**Work required**
Write out each record in full and exactly as given. Skip any pictures.

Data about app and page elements
****************************************

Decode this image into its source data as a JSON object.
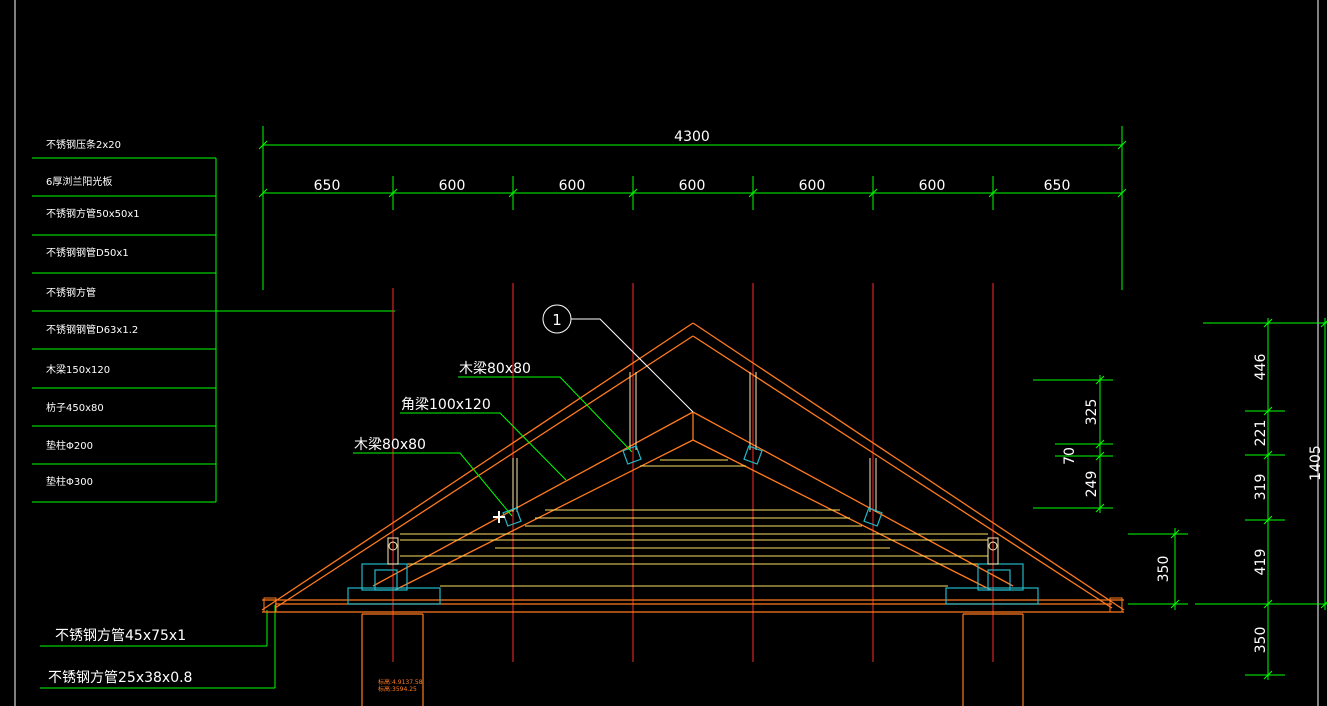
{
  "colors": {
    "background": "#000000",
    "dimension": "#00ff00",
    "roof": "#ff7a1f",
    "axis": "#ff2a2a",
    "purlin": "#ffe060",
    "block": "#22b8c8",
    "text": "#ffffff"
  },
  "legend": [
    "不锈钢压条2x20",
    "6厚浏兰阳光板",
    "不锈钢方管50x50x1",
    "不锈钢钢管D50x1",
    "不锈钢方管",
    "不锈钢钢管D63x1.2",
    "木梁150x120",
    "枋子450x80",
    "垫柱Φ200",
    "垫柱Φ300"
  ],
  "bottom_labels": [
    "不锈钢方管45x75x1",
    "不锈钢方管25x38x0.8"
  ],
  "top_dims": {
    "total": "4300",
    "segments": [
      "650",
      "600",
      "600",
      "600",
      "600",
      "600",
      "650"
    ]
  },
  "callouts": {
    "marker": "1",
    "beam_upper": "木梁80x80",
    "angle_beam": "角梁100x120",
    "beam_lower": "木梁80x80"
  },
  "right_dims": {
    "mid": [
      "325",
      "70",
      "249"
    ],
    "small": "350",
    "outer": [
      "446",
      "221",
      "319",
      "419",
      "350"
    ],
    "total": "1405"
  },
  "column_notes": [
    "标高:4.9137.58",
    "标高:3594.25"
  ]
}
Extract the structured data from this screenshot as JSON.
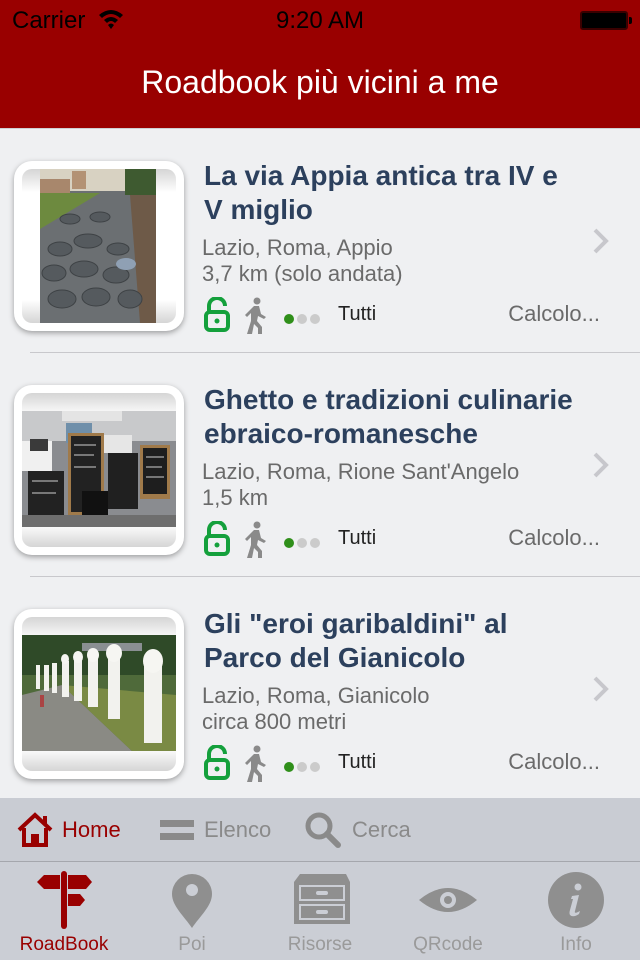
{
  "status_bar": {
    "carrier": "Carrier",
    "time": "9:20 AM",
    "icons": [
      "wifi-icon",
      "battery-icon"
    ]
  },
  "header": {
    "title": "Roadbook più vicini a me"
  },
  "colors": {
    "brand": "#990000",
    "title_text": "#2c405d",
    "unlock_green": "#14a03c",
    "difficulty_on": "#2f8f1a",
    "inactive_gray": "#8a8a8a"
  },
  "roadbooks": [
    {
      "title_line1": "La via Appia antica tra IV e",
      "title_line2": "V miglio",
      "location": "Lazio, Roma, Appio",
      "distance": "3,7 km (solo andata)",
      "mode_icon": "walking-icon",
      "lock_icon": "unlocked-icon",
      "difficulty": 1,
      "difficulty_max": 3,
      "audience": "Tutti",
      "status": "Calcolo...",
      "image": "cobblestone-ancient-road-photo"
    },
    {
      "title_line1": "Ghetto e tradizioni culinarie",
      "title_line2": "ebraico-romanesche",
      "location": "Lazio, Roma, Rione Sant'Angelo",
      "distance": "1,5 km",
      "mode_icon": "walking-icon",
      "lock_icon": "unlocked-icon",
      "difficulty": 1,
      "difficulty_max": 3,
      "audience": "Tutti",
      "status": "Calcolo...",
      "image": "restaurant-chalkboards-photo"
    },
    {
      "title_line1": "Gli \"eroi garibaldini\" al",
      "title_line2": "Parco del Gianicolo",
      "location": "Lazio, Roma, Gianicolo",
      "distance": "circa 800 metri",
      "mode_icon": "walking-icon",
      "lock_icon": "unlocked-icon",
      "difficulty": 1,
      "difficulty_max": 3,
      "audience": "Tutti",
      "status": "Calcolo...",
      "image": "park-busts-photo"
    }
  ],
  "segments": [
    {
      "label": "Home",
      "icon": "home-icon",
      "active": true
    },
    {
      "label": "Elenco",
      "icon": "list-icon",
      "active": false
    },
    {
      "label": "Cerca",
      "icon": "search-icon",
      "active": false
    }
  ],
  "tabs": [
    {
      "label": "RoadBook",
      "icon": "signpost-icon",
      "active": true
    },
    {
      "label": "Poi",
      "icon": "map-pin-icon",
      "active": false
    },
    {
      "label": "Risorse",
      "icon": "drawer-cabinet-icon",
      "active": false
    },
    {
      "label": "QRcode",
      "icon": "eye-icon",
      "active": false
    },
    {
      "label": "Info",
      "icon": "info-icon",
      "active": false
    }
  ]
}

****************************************

**Solved problem**
Decode this image into its source data as a JSON object.
{
  "colors": {
    "background": "#000000",
    "dimension": "#00ff00",
    "roof": "#ff7a1f",
    "axis": "#ff2a2a",
    "purlin": "#ffe060",
    "block": "#22b8c8",
    "text": "#ffffff"
  },
  "legend": [
    "不锈钢压条2x20",
    "6厚浏兰阳光板",
    "不锈钢方管50x50x1",
    "不锈钢钢管D50x1",
    "不锈钢方管",
    "不锈钢钢管D63x1.2",
    "木梁150x120",
    "枋子450x80",
    "垫柱Φ200",
    "垫柱Φ300"
  ],
  "bottom_labels": [
    "不锈钢方管45x75x1",
    "不锈钢方管25x38x0.8"
  ],
  "top_dims": {
    "total": "4300",
    "segments": [
      "650",
      "600",
      "600",
      "600",
      "600",
      "600",
      "650"
    ]
  },
  "callouts": {
    "marker": "1",
    "beam_upper": "木梁80x80",
    "angle_beam": "角梁100x120",
    "beam_lower": "木梁80x80"
  },
  "right_dims": {
    "mid": [
      "325",
      "70",
      "249"
    ],
    "small": "350",
    "outer": [
      "446",
      "221",
      "319",
      "419",
      "350"
    ],
    "total": "1405"
  },
  "column_notes": [
    "标高:4.9137.58",
    "标高:3594.25"
  ]
}
Extract the structured data from this screenshot as JSON.
{
  "status_bar": {
    "carrier": "Carrier",
    "time": "9:20 AM",
    "icons": [
      "wifi-icon",
      "battery-icon"
    ]
  },
  "header": {
    "title": "Roadbook più vicini a me"
  },
  "colors": {
    "brand": "#990000",
    "title_text": "#2c405d",
    "unlock_green": "#14a03c",
    "difficulty_on": "#2f8f1a",
    "inactive_gray": "#8a8a8a"
  },
  "roadbooks": [
    {
      "title_line1": "La via Appia antica tra IV e",
      "title_line2": "V miglio",
      "location": "Lazio, Roma, Appio",
      "distance": "3,7 km (solo andata)",
      "mode_icon": "walking-icon",
      "lock_icon": "unlocked-icon",
      "difficulty": 1,
      "difficulty_max": 3,
      "audience": "Tutti",
      "status": "Calcolo...",
      "image": "cobblestone-ancient-road-photo"
    },
    {
      "title_line1": "Ghetto e tradizioni culinarie",
      "title_line2": "ebraico-romanesche",
      "location": "Lazio, Roma, Rione Sant'Angelo",
      "distance": "1,5 km",
      "mode_icon": "walking-icon",
      "lock_icon": "unlocked-icon",
      "difficulty": 1,
      "difficulty_max": 3,
      "audience": "Tutti",
      "status": "Calcolo...",
      "image": "restaurant-chalkboards-photo"
    },
    {
      "title_line1": "Gli \"eroi garibaldini\" al",
      "title_line2": "Parco del Gianicolo",
      "location": "Lazio, Roma, Gianicolo",
      "distance": "circa 800 metri",
      "mode_icon": "walking-icon",
      "lock_icon": "unlocked-icon",
      "difficulty": 1,
      "difficulty_max": 3,
      "audience": "Tutti",
      "status": "Calcolo...",
      "image": "park-busts-photo"
    }
  ],
  "segments": [
    {
      "label": "Home",
      "icon": "home-icon",
      "active": true
    },
    {
      "label": "Elenco",
      "icon": "list-icon",
      "active": false
    },
    {
      "label": "Cerca",
      "icon": "search-icon",
      "active": false
    }
  ],
  "tabs": [
    {
      "label": "RoadBook",
      "icon": "signpost-icon",
      "active": true
    },
    {
      "label": "Poi",
      "icon": "map-pin-icon",
      "active": false
    },
    {
      "label": "Risorse",
      "icon": "drawer-cabinet-icon",
      "active": false
    },
    {
      "label": "QRcode",
      "icon": "eye-icon",
      "active": false
    },
    {
      "label": "Info",
      "icon": "info-icon",
      "active": false
    }
  ]
}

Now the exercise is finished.